Before we come to the victims, let's go through the features. The Craft 2 is a monophonic wavetable synthesizer. Theoretically, you can only play one note at a time. However, a "Spread" function detunes the eight oscillators to amplify the sound or play full chords. Although there are eight oscillators, they are stacked, so you only select two different waveforms at a time (each played simultaneously on four oscillators). This is not necessarily a scam; It's part of what makes the sound of Craft 2 so full and thick.
These oscillators are also what makes Modal's instrument so unique. There are a number of battery-powered synthesizers that cost less than $ 200, but to my knowledge, none of Craft 2's top models have 40 selectable waveforms or 1
The waveforms themselves are equally exotic. While there are your standard virtual analog rectangular, saw, and sine waves, there's also a selection of sounds from Modal's High-End 002 Synthesizer ($ 4,495), a bank of math waveforms, and a vocal-derived sound. They all sound great too: there is really no dud to be found here. And frankly, it's great fun to get lost in sound design and find new and interesting ways to play the oscillators against each other. With the former, you can add a little bit of crunch to a bass or an abrasive edge to a lead. The latter helps to mask his monophonic flaws when playing pads. It would have been nice if a reverb had been added, but honestly, I'm probably a bit greedy. Most of the competition has only one built-in effect.
There are also two audio rate LFOs that allow you to give some movement to your newly created synthesizer sounds, as well as a modulation envelope, all of which can be assigned for different changes. Parameters on the Craft 2, from the waveform over the delay time until the resonance of the filter. Incidentally, the filter can be morphed from the low pass to the high pass to the band pass. It does not have much personality, but it does the job.
Now for the bad news: As powerful as all these features are, it's confusing to use them on the synthesizer itself. On the front there are 12 threadbare buttons, each with at least two – most with three – different functions. The only indication of what you are doing is a series of LEDs on the keyboard that light up or go out when you turn a knob. This is fine for things like volume or cutoff where you're dealing with a lot of something (more lights = more of whatever). But it's basically useless to try to change wavetables, scales, or oscillator modulation schemes. I will never remember that the fourth light is "triangularly wavy".
Honestly, it's best to plug in an external keyboard or sequencer – especially because there's no real quencer like on a Volca. There is a programmable arpeggiator, but that's it. Luckily, there are five full-size, five-pin MIDI in and out ports. In addition, the Craft 2 supports MIDI via USB so you can control it from your computer. It's also worth noting that there are ⅛-inch sync jacks for connecting to Volcas, Pocket Operators and other devices, making it really easy to integrate the Craft 2 into your portable music setup.

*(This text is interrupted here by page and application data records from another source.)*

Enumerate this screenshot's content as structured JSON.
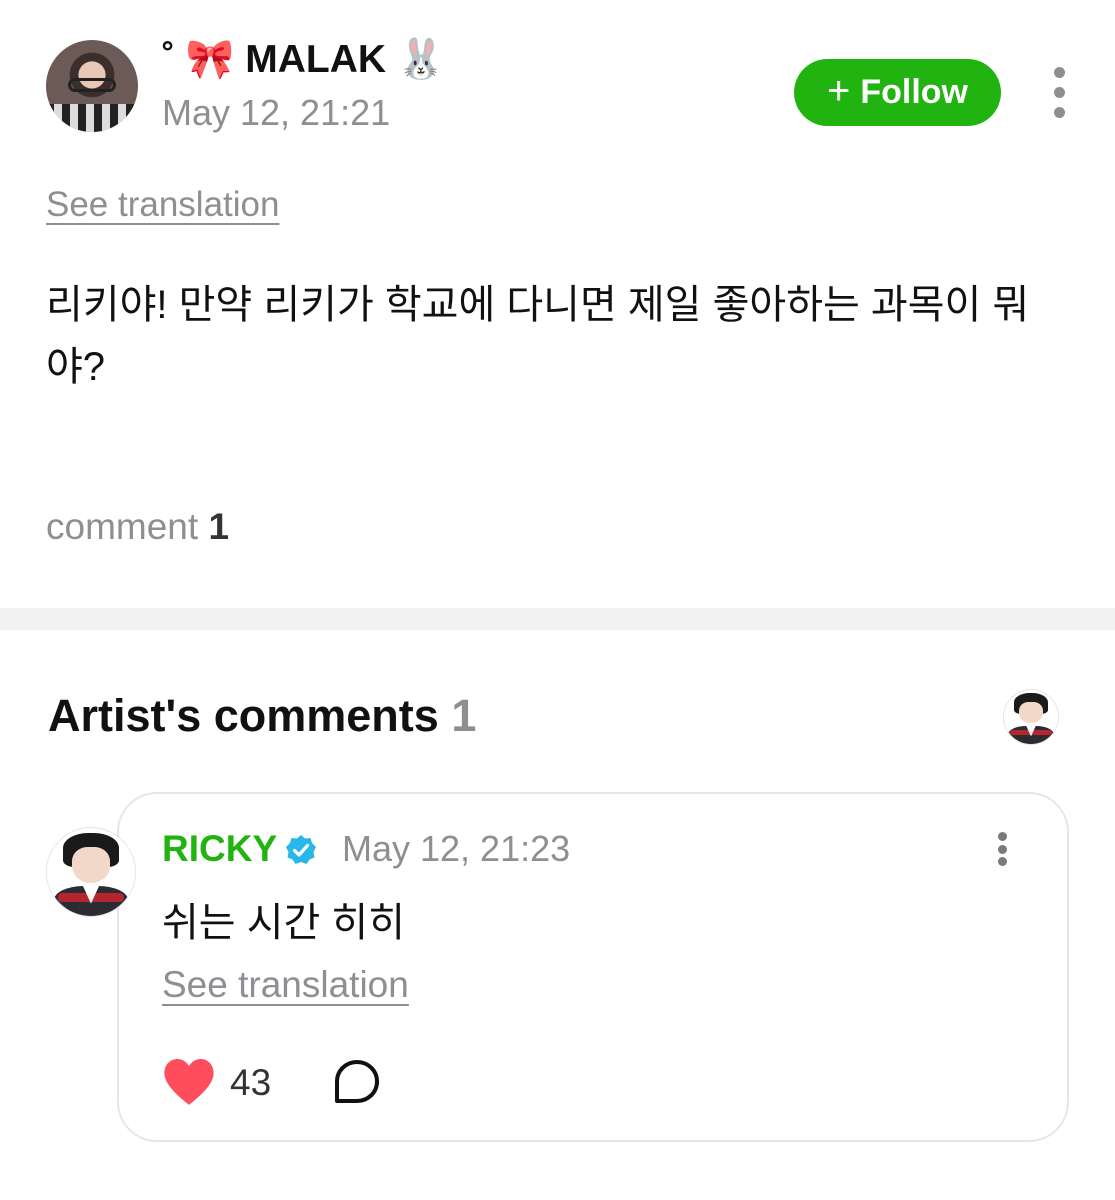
{
  "post": {
    "author": "˚ 🎀 MALAK 🐰",
    "timestamp": "May 12, 21:21",
    "follow_label": "Follow",
    "see_translation": "See translation",
    "body": "리키야! 만약 리키가 학교에 다니면 제일 좋아하는 과목이 뭐야?",
    "comment_label": "comment",
    "comment_count": "1"
  },
  "artist_comments": {
    "title": "Artist's comments",
    "count": "1",
    "items": [
      {
        "name": "RICKY",
        "timestamp": "May 12, 21:23",
        "text": "쉬는 시간 히히",
        "see_translation": "See translation",
        "likes": "43"
      }
    ]
  },
  "colors": {
    "accent_green": "#21b30f",
    "verified_blue": "#29b6e8",
    "heart_red": "#ff4d5e",
    "muted_gray": "#8e8e93"
  },
  "icons": [
    "plus-icon",
    "more-vertical-icon",
    "verified-badge-icon",
    "heart-icon",
    "reply-bubble-icon"
  ]
}
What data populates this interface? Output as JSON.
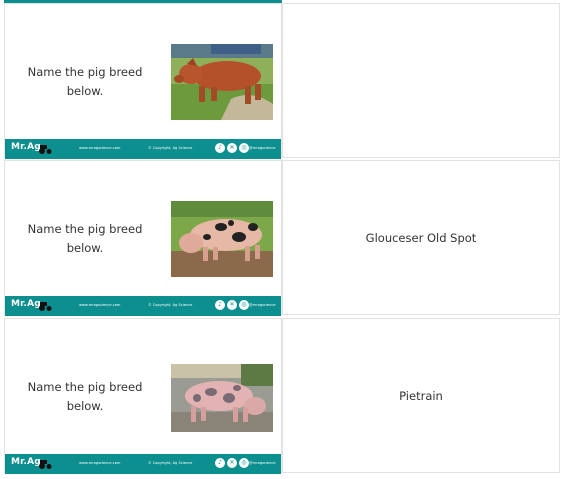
{
  "cards": [
    {
      "question": "Name the pig breed below.",
      "answer": "",
      "photo_icon": "red-pig-photo",
      "footer": {
        "logo": "Mr.Ag",
        "site": "www.mragscience.com",
        "copyright": "© Copyright, Ag Science",
        "handle": "@mragscience"
      }
    },
    {
      "question": "Name the pig breed below.",
      "answer": "Glouceser Old Spot",
      "photo_icon": "spotted-pig-photo",
      "footer": {
        "logo": "Mr.Ag",
        "site": "www.mragscience.com",
        "copyright": "© Copyright, Ag Science",
        "handle": "@mragscience"
      }
    },
    {
      "question": "Name the pig breed below.",
      "answer": "Pietrain",
      "photo_icon": "pietrain-pig-photo",
      "footer": {
        "logo": "Mr.Ag",
        "site": "www.mragscience.com",
        "copyright": "© Copyright, Ag Science",
        "handle": "@mragscience"
      }
    }
  ],
  "colors": {
    "brand_teal": "#0d8f8f",
    "border": "#e2e2e2",
    "text": "#333333"
  }
}
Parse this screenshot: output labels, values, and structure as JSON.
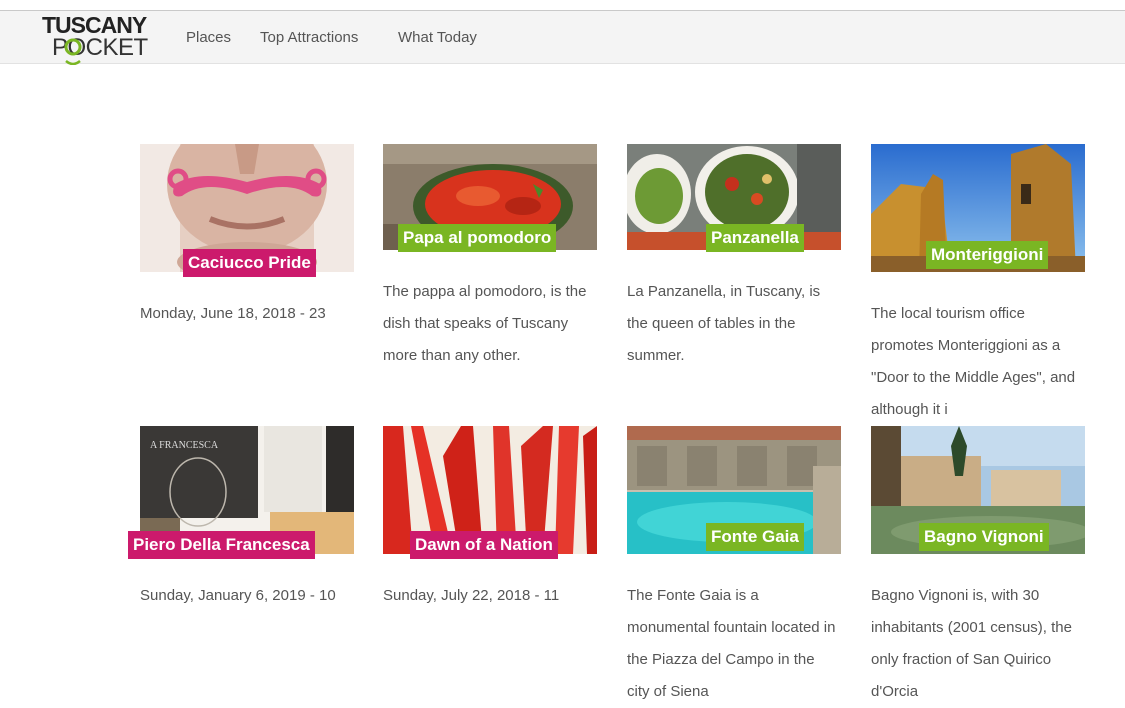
{
  "nav": {
    "logo_line1": "TUSCANY",
    "logo_line2": "POCKET",
    "links": [
      "Places",
      "Top Attractions",
      "What Today"
    ]
  },
  "colors": {
    "pink_tag": "#cc1a6c",
    "green_tag": "#7ab623",
    "text": "#555555",
    "navbar": "#f4f4f4"
  },
  "cards": [
    {
      "title": "Caciucco Pride",
      "tag_color": "pink",
      "text": "Monday, June 18, 2018 - 23"
    },
    {
      "title": "Papa al pomodoro",
      "tag_color": "green",
      "text": "The pappa al pomodoro, is the dish that speaks of Tuscany more than any other."
    },
    {
      "title": "Panzanella",
      "tag_color": "green",
      "text": "La Panzanella, in Tuscany, is the queen of tables in the summer."
    },
    {
      "title": "Monteriggioni",
      "tag_color": "green",
      "text": "The local tourism office promotes Monteriggioni as a \"Door to the Middle Ages\", and although it i"
    },
    {
      "title": "Piero Della Francesca",
      "tag_color": "pink",
      "text": "Sunday, January 6, 2019 - 10"
    },
    {
      "title": "Dawn of a Nation",
      "tag_color": "pink",
      "text": "Sunday, July 22, 2018 - 11"
    },
    {
      "title": "Fonte Gaia",
      "tag_color": "green",
      "text": "The Fonte Gaia is a monumental fountain located in the Piazza del Campo in the city of Siena"
    },
    {
      "title": "Bagno Vignoni",
      "tag_color": "green",
      "text": "Bagno Vignoni is, with 30 inhabitants (2001 census), the only fraction of San Quirico d'Orcia"
    }
  ]
}
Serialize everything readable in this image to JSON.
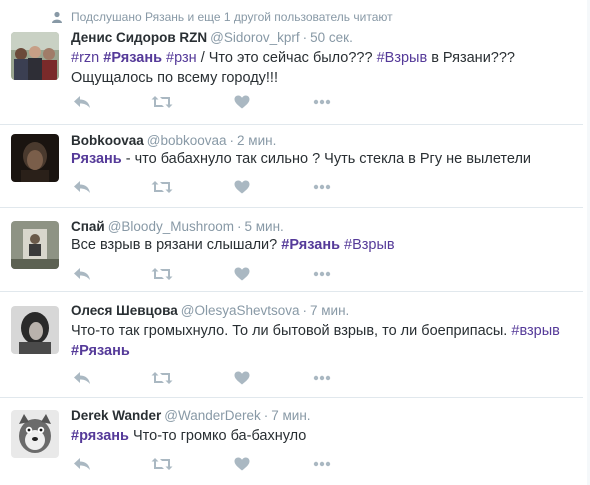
{
  "context": {
    "text": "Подслушано Рязань и еще 1 другой пользователь читают",
    "icon": "person-icon"
  },
  "colors": {
    "hashtag": "#553a99",
    "muted": "#8899a6",
    "text": "#292f33",
    "divider": "#e1e8ed"
  },
  "tweets": [
    {
      "fullname": "Денис Сидоров RZN",
      "username": "@Sidorov_kprf",
      "time": "50 сек.",
      "parts": [
        {
          "t": "#rzn",
          "c": "tag"
        },
        {
          "t": " ",
          "c": "txt"
        },
        {
          "t": "#Рязань",
          "c": "tagb"
        },
        {
          "t": " ",
          "c": "txt"
        },
        {
          "t": "#рзн",
          "c": "tag"
        },
        {
          "t": "  / Что это сейчас было??? ",
          "c": "txt"
        },
        {
          "t": "#Взрыв",
          "c": "tag"
        },
        {
          "t": " в Рязани??? Ощущалось по всему городу!!!",
          "c": "txt"
        }
      ]
    },
    {
      "fullname": "Bobkoovaa",
      "username": "@bobkoovaa",
      "time": "2 мин.",
      "parts": [
        {
          "t": "Рязань",
          "c": "tagb"
        },
        {
          "t": " - что бабахнуло так сильно ? Чуть стекла в Pгу не вылетели",
          "c": "txt"
        }
      ]
    },
    {
      "fullname": "Спай",
      "username": "@Bloody_Mushroom",
      "time": "5 мин.",
      "parts": [
        {
          "t": "Все взрыв в рязани слышали? ",
          "c": "txt"
        },
        {
          "t": "#Рязань",
          "c": "tagb"
        },
        {
          "t": " ",
          "c": "txt"
        },
        {
          "t": "#Взрыв",
          "c": "tag"
        }
      ]
    },
    {
      "fullname": "Олеся Шевцова",
      "username": "@OlesyaShevtsova",
      "time": "7 мин.",
      "parts": [
        {
          "t": "Что-то так громыхнуло. То ли бытовой взрыв, то ли боеприпасы. ",
          "c": "txt"
        },
        {
          "t": "#взрыв",
          "c": "tag"
        },
        {
          "t": " ",
          "c": "txt"
        },
        {
          "t": "#Рязань",
          "c": "tagb"
        }
      ]
    },
    {
      "fullname": "Derek Wander",
      "username": "@WanderDerek",
      "time": "7 мин.",
      "parts": [
        {
          "t": "#рязань",
          "c": "tagb"
        },
        {
          "t": " Что-то громко ба-бахнуло",
          "c": "txt"
        }
      ]
    }
  ],
  "actions": {
    "reply": "reply-icon",
    "retweet": "retweet-icon",
    "like": "heart-icon",
    "more": "more-icon"
  }
}
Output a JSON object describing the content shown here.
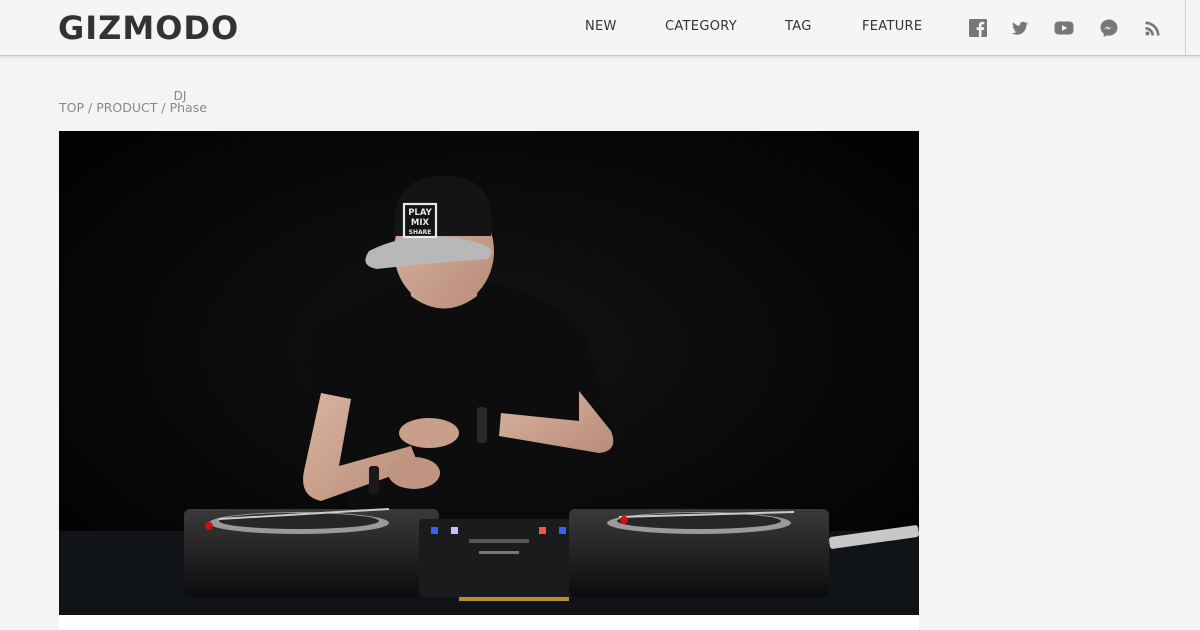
{
  "header": {
    "logo": "GIZMODO",
    "nav": [
      "NEW",
      "CATEGORY",
      "TAG",
      "FEATURE"
    ],
    "social": [
      "facebook-icon",
      "twitter-icon",
      "youtube-icon",
      "messenger-icon",
      "rss-icon"
    ]
  },
  "breadcrumb": {
    "items": [
      "TOP",
      "PRODUCT"
    ],
    "separator": "/",
    "current_top": "DJ",
    "current": "Phase"
  },
  "hero": {
    "cap_text": [
      "PLAY",
      "MIX",
      "SHARE"
    ]
  },
  "colors": {
    "header_bg": "#f5f5f5",
    "page_bg": "#f4f4f4",
    "text": "#333333",
    "muted": "#888888",
    "icon": "#777777"
  }
}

It's weird to keep Modal Electronics "CraftSynth 2.0 in your hands, if you know what's under the hood. It is modest and frankly it feels a bit threadbare. However, once you connect it to a decent headphone or speaker, it comes alive. The fact that these sounds come from something that weighs just 12.5 ounces with three double-A batteries is amazing. I would not accidentally throw this into a sports bag or be too far away from your phone just in case you need the app to make something out of something. But if you're adding a collection of Volcas or wanting to immerse your toes into the world of hardware synths, the Craft 2 is probably worth considering.